I can understand the pragmatic versus the emotional. Okay pragmatically, you can absolve yourself of any mother-guilt. It wasn't your fault. It was a freak occurrence, black and white. But the emotional side is much grayer. The what ifs, oh God how they must play on you! [With a kid dealing with Autism, I understand this to some extent.] The guilt. The desire to be a good parent and how, despite my best efforts there are inexplicable roadblocks. This, while millions of women could give a shit about their kids. SO UNFAIR. And then there are the people who, insensitive or naive or both, offer the pat answers and try to get you to stop suffering, not for your sake but for theirs. They don't want to see you like this. It's all about them, even with their good intentions. I hope I'm not one of those people.

You had a butt load of stuff going on and yet it seems to me, [granted, my point of view is limited] you've handled it all with dignity and grace. And continue to.

I could say, Amy this is going to work for good in the long run. Eventually you'll see the silver lining, etc. But does it help? Probably not. What does help? Sunshine? Time? Diversions? Medication? Exercise? Counseling? Having more kids? I don't know.

I hope that on some level, it helps knowing that, admittedly limited, to some extent I understand.

I look forward to your next installment. You should consider writing a memoir. Love you!

tucker said...

Amy, Thank you for sharing your story. so much heart. the pain you must be in. to have carried your sweet girl all those months. to deliver her. you share your thoughts and fears so openly... i know this will help many others to read who find themselves in a similar place of pain, grief and lose. the most striking words for me in your post are these, as they speak to our tendency as mothers to blame ourselves when something goes wrong-
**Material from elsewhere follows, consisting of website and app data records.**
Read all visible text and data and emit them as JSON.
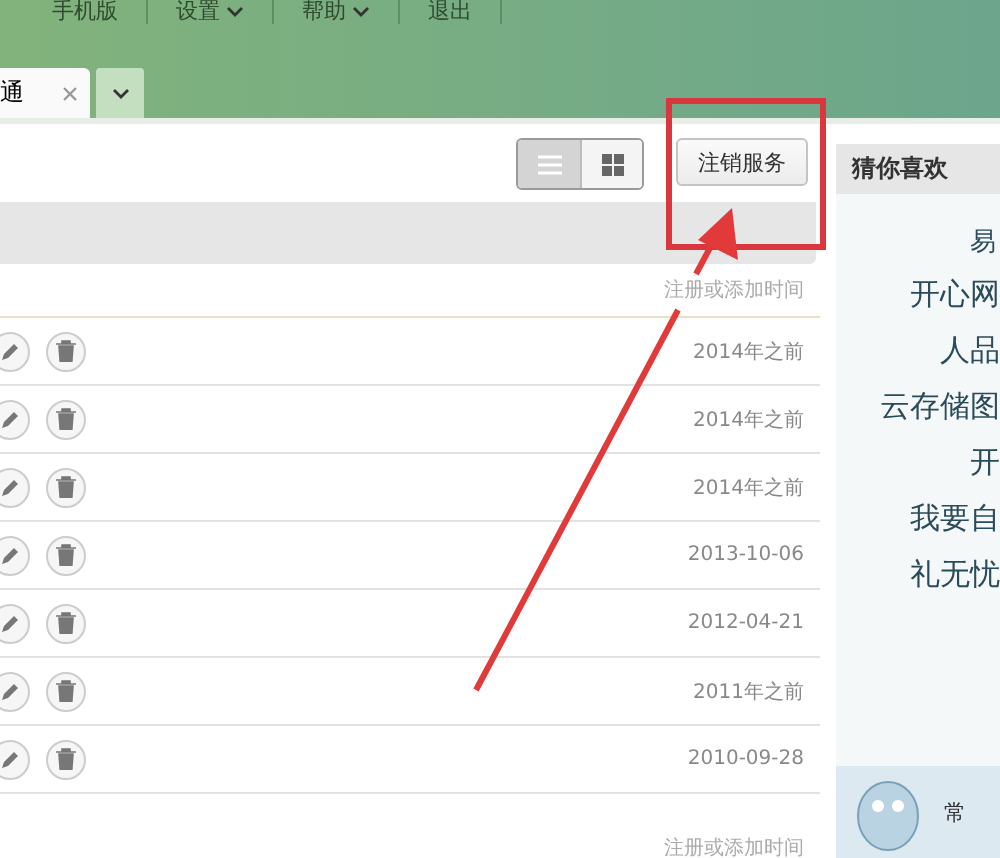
{
  "top_menu": [
    {
      "label": "手机版",
      "dropdown": false
    },
    {
      "label": "设置",
      "dropdown": true
    },
    {
      "label": "帮助",
      "dropdown": true
    },
    {
      "label": "退出",
      "dropdown": false
    }
  ],
  "tabs": [
    {
      "label": "通",
      "selected": true
    }
  ],
  "toolbar": {
    "views": [
      {
        "kind": "list",
        "selected": true
      },
      {
        "kind": "grid",
        "selected": false
      }
    ],
    "button": "注销服务"
  },
  "table": {
    "column_header": "注册或添加时间",
    "rows": [
      {
        "date": "2014年之前"
      },
      {
        "date": "2014年之前"
      },
      {
        "date": "2014年之前"
      },
      {
        "date": "2013-10-06"
      },
      {
        "date": "2012-04-21"
      },
      {
        "date": "2011年之前"
      },
      {
        "date": "2010-09-28"
      }
    ],
    "footer": "注册或添加时间"
  },
  "sidebar": {
    "title": "猜你喜欢",
    "items": [
      {
        "text": "易",
        "kind": "small"
      },
      {
        "text": "开心网",
        "kind": "large"
      },
      {
        "text": "人品",
        "kind": "large"
      },
      {
        "text": "云存储图",
        "kind": "large"
      },
      {
        "text": "开",
        "kind": "large"
      },
      {
        "text": "我要自",
        "kind": "large"
      },
      {
        "text": "礼无忧",
        "kind": "large"
      }
    ],
    "promo": "常"
  }
}
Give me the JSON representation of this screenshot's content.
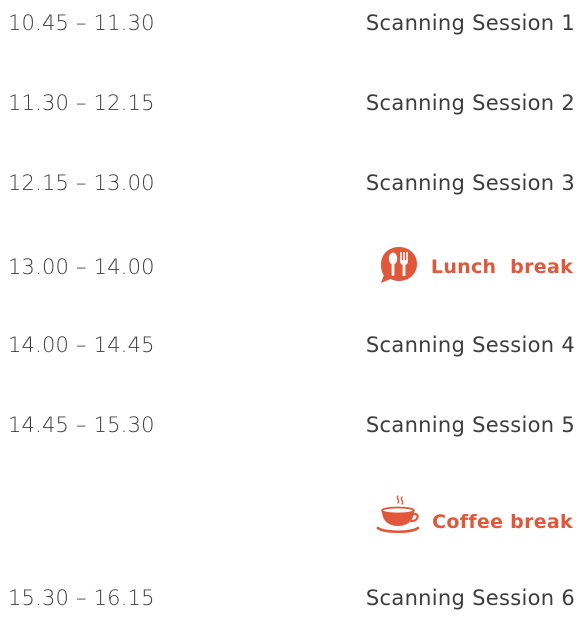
{
  "accent_color": "#e0573a",
  "text_color": "#3d3d3d",
  "schedule": [
    {
      "time": "10.45 – 11.30",
      "session": "Scanning Session 1"
    },
    {
      "time": "11.30 – 12.15",
      "session": "Scanning Session 2"
    },
    {
      "time": "12.15 – 13.00",
      "session": "Scanning Session 3"
    },
    {
      "time": "13.00 – 14.00",
      "break_label": "Lunch  break",
      "break_icon": "fork-spoon-icon"
    },
    {
      "time": "14.00 – 14.45",
      "session": "Scanning Session 4"
    },
    {
      "time": "14.45 – 15.30",
      "session": "Scanning Session 5"
    },
    {
      "time": "",
      "break_label": "Coffee break",
      "break_icon": "coffee-cup-icon"
    },
    {
      "time": "15.30 – 16.15",
      "session": "Scanning Session 6"
    }
  ]
}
"I hadn't been taking my prenatal vitamins... could that have caused it? What about the antidepressants I was on? I gained about 20 pounds more than I should have... maybe that killed her. Maybe all the stress I was under killed her. And, my most shameful, lifelong guilty conscience wonders if the occasional beer that I partook in may have had an affect."

I have miscarried 5 times and the first 3 or 4 i just knew i was doing SOMETHING wrong. by 5 it finally dawned on me... these were just the circumstances of my life. they were not my fault... and they sure as heck did not define me - who i am - who i can be. it has been a long, hard and at times hugely rewarding healing process. i pray for good friends to surround you, loving arms to hold you and a free flow of tears as often and as many times as you want to go there. i am crying now for you... and for me... even these few years later.

blessings- and may your heart find peace in all the pain.

Suzanne aka ZenMommy

Grace Peterson said...

Hi Amy~~ Did I miss Jemma's photo or is it posted since yesterday? I love, love, love that photo!

Amy Manning said...

I posted it later. I love thhat photo too!